Republicans, Democrats squabble as priority bills languish

Republicans failed to force a vote Wednesday on an extension of Minnesota’s health care reinsurance program in a move that laid bare the differences between both parties on health care issues.

Under reinsurance, the state pays insurance companies to buy down the cost of insuring the highest-cost Minnesotans. State analysts have estimated it has reduced premiums by an average of 20 percent on the individual market since lawmakers approved it in 2017, but Democrats say it’s unsustainable and have proposed replacing it with a new subsidy for some Minnesotans.

Senate Republicans have voted to extend reinsurance for another three years, but the bill has languished in the DFL-controlled House with the parties split on how to address the issue. Wednesday, Republicans attempted a procedural maneuver to get the bill moving, but Democrats blocked it in favor of their own plan.

“Two months, folks. We’ve been here over two months,” said state Rep. Tim O’Driscoll, R-Sartell, referencing the January start of the legislative session. “Just about everyone here had heard on the campaign trail how important insurance is.”

It’s far from the only legislation that’s languishing this year. Gov. Tim Walz’s office launched a website to show the bills the first-year Democratic governor has signed into law; so far, the tracker stands at four bills.
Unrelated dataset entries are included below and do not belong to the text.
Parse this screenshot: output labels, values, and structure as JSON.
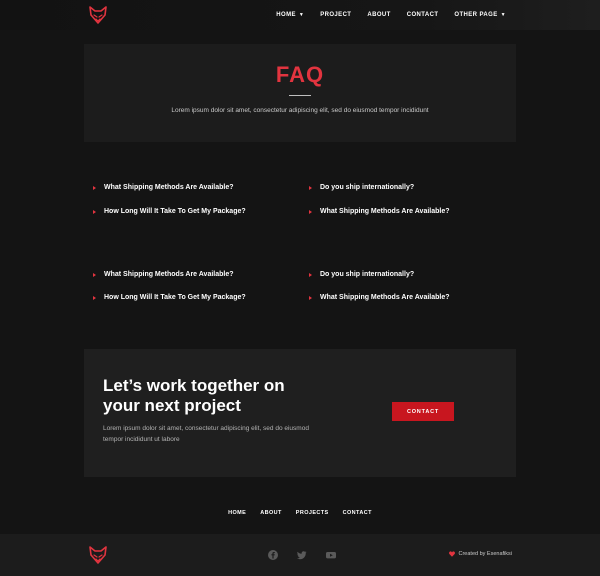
{
  "header": {
    "logo_icon": "fox-head-icon",
    "nav": [
      {
        "label": "HOME",
        "dropdown": true
      },
      {
        "label": "PROJECT",
        "dropdown": false
      },
      {
        "label": "ABOUT",
        "dropdown": false
      },
      {
        "label": "CONTACT",
        "dropdown": false
      },
      {
        "label": "OTHER PAGE",
        "dropdown": true
      }
    ]
  },
  "hero": {
    "title": "FAQ",
    "subtitle": "Lorem ipsum dolor sit amet, consectetur adipiscing elit, sed do eiusmod tempor incididunt"
  },
  "faq": {
    "group1": {
      "left": [
        "What Shipping Methods Are Available?",
        "How Long Will It Take To Get My Package?"
      ],
      "right": [
        "Do you ship internationally?",
        "What Shipping Methods Are Available?"
      ]
    },
    "group2": {
      "left": [
        "What Shipping Methods Are Available?",
        "How Long Will It Take To Get My Package?"
      ],
      "right": [
        "Do you ship internationally?",
        "What Shipping Methods Are Available?"
      ]
    }
  },
  "cta": {
    "title_line1": "Let’s work together on",
    "title_line2": "your next project",
    "text_line1": "Lorem ipsum dolor sit amet, consectetur adipiscing elit, sed do eiusmod",
    "text_line2": "tempor incididunt ut labore",
    "button_label": "CONTACT"
  },
  "footer": {
    "nav": [
      "HOME",
      "ABOUT",
      "PROJECTS",
      "CONTACT"
    ],
    "socials": [
      "facebook-icon",
      "twitter-icon",
      "youtube-icon"
    ],
    "credit": "Created by Esenafiksi"
  },
  "colors": {
    "accent": "#e2343f",
    "button": "#c8161f",
    "background": "#141414",
    "panel": "#1c1c1c"
  }
}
Democrats and Walz have proposed a 20 percent discount in premiums for people who get health insurance through MNSure, the state-run system. They have argued that such a subsidy would eliminate the need to pay a middle man – in other words, the insurance companies under the reinsurance program.

“Lowering health care costs and access to care was certainly very important in my district,” said state Rep. Alice Mann, DFL-Lakeville. “Giving away money with no strings attached to companies that are benefitting off the back of sick people in our communities was not important to them.”

Republicans say that scrapping reinsurance will cause premiums to skyrocket and the Democrats’ proposed subsidy won’t be enough to bring them back down.

“Not everybody on my side of the aisle supported reinsurance or thought that it was going to be a great thing when we passed it. It turned out that it worked – really, really well,” said Republican Minority Leader Kurt Daudt.

The outcome will affect tens of thousands of Minnesotans who rely on reinsurance or MNSure for affordable rates. Voters in 2018 repeatedly said health care was the most important issue facing the state.

In an emotionally charged debate that featured lawmakers accusing each other of questioning members’ motives, Democrats said reinsurance is a stopgap and shouldn’t become permanent.

“Reinsurance is not health care reform. I cannot be more clear about that,” said state Rep. Laurie Halverson, DFL-Eagan. “It is not a plan that is proven and works. Reinsurance was a Band-Aid.”